Debt ceiling is only first step in debate over federal spending

“The fiscal consolidation plan … falls short of what, in our view, would be necessary to stabilize the government’s medium-term debt dynamics.” S&P, August 5

When President Obama finally signed legislation to increase the federal debt ceiling on August 2, many in Washington, D.C. may have breathed a sigh of relief that a potentially devastating default crisis had been averted. Unfortunately, our nation’s fiscal woes haven’t been resolved — as reflected in the S&P’s opinion above. In fact, this is just the first step in what must be an ongoing campaign to clamp down on government overspending.

They called it the “Budget Control Act of 2011,” but that title represents wishful thinking and not reality. The federal budget deficit is estimated to stand at $1.4 trillion this year, while the national debt is more than $14.5 trillion, a number that is growing rapidly, even with the proposed savings in the debt ceiling compromise.

On August 5, three days after the president signed the debt package, the credit rating agency Standard & Poor’s downgraded the U.S. credit rating for the first time in history, setting off another round of unconstructive partisan recriminations. The S&P sent a clear message: What has been done is not enough. Rather than pointing fingers, Washington leaders should get the message: The United States simply has too many liabilities on its ledger, and if we’re going to seriously address the country’s fiscal health, we have to enact significant spending reforms. S&P’s move on the credit rating was, in part, a signal that the debt package was inadequate to the task at hand.

Let’s consider a few of the facts about the final compromise the president signed:

◆ The compromise allows for up to $2.4 trillion in additional debt. In about a year and a half, we will hit the ceiling again.

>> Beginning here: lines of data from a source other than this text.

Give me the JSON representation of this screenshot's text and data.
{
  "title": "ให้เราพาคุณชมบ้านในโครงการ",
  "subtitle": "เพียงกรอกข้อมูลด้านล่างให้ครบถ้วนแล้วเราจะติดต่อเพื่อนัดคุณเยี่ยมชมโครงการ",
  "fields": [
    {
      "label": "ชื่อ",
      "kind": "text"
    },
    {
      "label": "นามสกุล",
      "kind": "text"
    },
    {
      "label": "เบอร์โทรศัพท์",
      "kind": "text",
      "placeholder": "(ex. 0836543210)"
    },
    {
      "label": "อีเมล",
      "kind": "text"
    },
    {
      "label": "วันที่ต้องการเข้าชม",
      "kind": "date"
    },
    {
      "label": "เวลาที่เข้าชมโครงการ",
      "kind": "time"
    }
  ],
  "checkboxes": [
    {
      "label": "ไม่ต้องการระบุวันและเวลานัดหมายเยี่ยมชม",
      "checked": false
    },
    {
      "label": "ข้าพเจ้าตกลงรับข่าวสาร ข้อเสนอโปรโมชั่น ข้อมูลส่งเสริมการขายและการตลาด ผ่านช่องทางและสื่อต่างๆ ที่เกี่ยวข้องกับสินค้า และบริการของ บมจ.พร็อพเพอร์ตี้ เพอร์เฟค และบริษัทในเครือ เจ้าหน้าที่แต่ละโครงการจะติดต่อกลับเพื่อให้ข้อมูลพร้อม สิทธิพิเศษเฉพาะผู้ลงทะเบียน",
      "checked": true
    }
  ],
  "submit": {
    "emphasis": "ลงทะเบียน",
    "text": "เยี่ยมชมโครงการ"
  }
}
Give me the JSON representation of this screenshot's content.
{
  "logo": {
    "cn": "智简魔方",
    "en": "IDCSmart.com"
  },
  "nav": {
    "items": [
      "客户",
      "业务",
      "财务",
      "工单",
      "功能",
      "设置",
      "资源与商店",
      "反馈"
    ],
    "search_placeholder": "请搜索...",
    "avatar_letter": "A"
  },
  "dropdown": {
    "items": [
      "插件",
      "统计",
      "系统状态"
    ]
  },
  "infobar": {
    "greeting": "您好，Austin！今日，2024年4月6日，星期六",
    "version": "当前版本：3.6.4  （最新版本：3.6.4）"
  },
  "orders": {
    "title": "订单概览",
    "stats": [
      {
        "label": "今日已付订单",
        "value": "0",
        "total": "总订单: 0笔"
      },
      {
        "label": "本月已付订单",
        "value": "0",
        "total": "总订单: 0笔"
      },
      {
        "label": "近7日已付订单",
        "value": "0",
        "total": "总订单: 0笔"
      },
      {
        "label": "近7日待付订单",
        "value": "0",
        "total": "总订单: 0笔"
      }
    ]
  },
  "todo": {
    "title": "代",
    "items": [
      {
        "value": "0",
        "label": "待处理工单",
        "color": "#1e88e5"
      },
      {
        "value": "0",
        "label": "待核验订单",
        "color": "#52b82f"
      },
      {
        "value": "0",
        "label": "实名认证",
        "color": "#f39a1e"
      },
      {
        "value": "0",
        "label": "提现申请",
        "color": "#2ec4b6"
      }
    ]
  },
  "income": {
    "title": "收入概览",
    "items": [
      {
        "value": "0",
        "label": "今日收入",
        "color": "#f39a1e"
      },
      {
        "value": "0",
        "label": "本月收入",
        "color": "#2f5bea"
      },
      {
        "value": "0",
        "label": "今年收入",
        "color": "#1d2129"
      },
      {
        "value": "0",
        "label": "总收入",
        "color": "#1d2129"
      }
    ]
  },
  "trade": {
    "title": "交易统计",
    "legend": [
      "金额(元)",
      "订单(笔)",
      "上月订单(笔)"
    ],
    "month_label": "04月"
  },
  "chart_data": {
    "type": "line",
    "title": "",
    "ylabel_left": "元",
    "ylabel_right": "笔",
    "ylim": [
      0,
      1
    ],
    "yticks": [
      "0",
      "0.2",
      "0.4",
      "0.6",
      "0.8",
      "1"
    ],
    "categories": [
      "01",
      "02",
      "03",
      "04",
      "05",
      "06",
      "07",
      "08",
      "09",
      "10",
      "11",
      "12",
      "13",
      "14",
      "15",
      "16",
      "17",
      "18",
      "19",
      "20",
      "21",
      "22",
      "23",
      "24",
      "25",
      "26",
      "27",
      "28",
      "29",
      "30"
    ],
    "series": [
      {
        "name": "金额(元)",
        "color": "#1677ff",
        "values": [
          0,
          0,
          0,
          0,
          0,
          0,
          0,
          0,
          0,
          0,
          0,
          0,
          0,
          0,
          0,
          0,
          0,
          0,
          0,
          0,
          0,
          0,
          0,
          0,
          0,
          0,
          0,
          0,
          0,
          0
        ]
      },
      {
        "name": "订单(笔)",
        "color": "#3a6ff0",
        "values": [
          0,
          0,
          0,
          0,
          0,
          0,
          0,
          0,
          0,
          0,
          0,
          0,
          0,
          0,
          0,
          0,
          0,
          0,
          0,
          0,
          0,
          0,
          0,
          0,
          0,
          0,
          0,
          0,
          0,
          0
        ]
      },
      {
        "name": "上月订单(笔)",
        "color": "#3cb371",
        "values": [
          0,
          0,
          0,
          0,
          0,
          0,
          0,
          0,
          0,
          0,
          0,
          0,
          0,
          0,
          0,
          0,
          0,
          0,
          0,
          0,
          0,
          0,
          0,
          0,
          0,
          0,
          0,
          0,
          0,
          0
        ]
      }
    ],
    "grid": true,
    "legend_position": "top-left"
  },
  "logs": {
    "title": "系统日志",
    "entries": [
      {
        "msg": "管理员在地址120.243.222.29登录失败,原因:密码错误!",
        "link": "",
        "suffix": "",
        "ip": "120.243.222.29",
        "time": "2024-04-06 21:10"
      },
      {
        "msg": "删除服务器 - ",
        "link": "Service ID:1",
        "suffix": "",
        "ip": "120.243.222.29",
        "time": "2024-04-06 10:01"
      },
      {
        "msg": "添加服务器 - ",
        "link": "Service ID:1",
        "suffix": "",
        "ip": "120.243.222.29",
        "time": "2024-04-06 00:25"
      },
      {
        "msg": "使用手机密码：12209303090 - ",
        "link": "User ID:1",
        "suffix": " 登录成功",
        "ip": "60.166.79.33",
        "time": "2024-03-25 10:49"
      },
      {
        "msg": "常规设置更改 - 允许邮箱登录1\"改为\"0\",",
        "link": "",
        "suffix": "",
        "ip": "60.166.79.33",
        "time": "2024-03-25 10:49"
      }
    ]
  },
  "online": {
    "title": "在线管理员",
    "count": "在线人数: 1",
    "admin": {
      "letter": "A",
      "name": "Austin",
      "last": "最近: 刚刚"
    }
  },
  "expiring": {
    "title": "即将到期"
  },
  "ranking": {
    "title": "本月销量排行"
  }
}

◆ Spending caps on discretionary spending (which represented nearly 39 percent of all federal spending in 2010) will save an estimated $917 billion over the next 10 years, according to the Congressional Budget Office. That’s a drop in the bucket of federal spending.

◆ The compromise fails to deal with runaway entitlement spending for Social Security, Medicare and Medicaid, though these are among the most rapidly growing parts of the federal budget. (Medicare is expected to go bankrupt in just nine years, and the looming retirement of the massive baby boomer generation is only going to place a heavier strain on our retirement security systems.)

◆ The compromise creates a special Joint Committee in Congress to develop additional spending reduction plans — essentially kicking the can a little further down the road rather than dealing with the need to cut spending outright.

While the Budget Control Act did manage to delay the threat of default and bring some modest fiscal restraint to bear on the federal budget, it’s just a start. “We’re no longer running toward oblivion; we’re walking toward it,” Sen. Lindsey Graham (R-SC) said of the compromise on ABC’s “This Week.” “And now we need to stop and turn around, go back the other way.”

That’s exactly right. The organization I head, Public Notice, has been a leading voice about the need to bring real budget reform to the table. That means not only addressing the low-hanging fruit of earmarks and pork-barrel spending, but also the tougher reforms to be made in defense spending, Social Security, Medicare and Medicaid. Unfortunately, this bill didn’t directly take on any of those sacred cows.